Melvin Benn, of Festival Republic, added: “As much as you try to stop them coming in, without the legislation you just don’t have the power.”

Rob da Bank, of Bestival, said: “Bestival strongly supports the Government taking action against the use of flares and fireworks at festivals. As the promoters of a 50,000 capacity festival, audience safety is always at the forefront of event planning and we would like to see our fans offered the same protection as those attending sporting events. There are increasingly more incidents and the time is right for the Government to act and support organisers in minimising risk and providing a safe and enjoyable environment for everyone attending.”

Flares and fireworks burn at between 1500 and 2000 degrees Celsius, and can cause severe injuries.  Currently, while those under 18 are banned from using fireworks on public property, most music events occur on private property, and adults are not banned from their use unless it can be proven that there was intent to cause harm. Flares are not covered by firework regulations because they are not designed for entertainment.  This amendment does not seek to change the current rules allowing artists and organisers to use pyrotechnics in their shows – only to prevent them being carried or used by audience members.

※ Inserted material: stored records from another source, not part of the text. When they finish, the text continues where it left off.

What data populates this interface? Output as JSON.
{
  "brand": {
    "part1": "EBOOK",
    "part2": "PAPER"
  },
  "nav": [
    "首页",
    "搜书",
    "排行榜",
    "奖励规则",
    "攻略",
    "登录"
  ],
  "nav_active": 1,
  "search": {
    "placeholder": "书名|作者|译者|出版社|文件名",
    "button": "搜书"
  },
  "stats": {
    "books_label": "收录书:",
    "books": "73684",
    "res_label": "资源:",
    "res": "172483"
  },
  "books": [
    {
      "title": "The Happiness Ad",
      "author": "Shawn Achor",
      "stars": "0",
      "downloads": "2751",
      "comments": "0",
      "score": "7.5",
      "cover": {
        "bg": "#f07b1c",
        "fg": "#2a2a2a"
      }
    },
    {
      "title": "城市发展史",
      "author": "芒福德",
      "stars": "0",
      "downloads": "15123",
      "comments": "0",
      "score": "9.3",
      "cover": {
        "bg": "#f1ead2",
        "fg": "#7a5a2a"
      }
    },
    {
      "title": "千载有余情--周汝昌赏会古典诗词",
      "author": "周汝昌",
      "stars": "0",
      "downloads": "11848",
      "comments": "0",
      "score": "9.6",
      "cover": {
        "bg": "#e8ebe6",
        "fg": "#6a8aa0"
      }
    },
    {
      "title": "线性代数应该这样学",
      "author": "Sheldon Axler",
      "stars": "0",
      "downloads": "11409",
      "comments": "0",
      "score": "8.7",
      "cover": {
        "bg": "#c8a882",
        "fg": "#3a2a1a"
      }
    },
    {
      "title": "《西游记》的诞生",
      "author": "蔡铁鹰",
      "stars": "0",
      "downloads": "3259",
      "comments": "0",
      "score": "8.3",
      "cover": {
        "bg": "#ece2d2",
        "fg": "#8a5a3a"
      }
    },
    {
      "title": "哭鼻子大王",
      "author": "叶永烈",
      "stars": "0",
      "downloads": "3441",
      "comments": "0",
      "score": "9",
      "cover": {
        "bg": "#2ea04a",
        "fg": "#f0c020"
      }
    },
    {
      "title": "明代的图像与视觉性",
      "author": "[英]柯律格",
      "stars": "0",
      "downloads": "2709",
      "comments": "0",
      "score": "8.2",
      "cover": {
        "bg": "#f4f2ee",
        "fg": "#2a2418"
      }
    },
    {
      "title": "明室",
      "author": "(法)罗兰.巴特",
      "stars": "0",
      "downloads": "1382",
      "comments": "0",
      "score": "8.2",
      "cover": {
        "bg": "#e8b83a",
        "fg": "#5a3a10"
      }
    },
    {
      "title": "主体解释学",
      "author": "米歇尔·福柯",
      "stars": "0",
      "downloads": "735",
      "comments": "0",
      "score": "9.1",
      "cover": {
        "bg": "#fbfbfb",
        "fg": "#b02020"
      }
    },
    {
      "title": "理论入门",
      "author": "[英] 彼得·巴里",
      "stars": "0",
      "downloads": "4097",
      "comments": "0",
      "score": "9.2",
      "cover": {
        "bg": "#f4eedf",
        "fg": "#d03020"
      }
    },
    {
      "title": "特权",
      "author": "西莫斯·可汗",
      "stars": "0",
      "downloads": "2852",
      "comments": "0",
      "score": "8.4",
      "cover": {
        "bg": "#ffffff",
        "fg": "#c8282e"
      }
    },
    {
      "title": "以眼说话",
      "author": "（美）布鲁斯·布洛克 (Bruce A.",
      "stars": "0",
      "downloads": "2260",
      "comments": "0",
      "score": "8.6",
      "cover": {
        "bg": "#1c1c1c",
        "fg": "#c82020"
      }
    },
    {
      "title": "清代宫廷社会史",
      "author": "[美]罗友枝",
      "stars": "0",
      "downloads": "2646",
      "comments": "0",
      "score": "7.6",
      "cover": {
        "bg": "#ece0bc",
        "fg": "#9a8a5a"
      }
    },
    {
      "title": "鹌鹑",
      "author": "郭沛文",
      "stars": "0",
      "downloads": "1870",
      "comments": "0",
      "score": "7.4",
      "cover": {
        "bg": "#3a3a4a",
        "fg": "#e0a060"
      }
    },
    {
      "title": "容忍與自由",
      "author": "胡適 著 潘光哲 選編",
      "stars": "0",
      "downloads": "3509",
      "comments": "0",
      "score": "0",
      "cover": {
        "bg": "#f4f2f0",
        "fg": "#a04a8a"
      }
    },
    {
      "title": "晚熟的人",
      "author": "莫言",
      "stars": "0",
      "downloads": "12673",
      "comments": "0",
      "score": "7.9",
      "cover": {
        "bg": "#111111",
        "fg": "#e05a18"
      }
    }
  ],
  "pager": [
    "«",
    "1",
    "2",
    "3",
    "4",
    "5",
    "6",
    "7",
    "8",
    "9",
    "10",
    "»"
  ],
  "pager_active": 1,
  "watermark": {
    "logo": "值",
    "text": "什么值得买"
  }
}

You can watch Nigel’s speech explaining the new clauses he introduced here.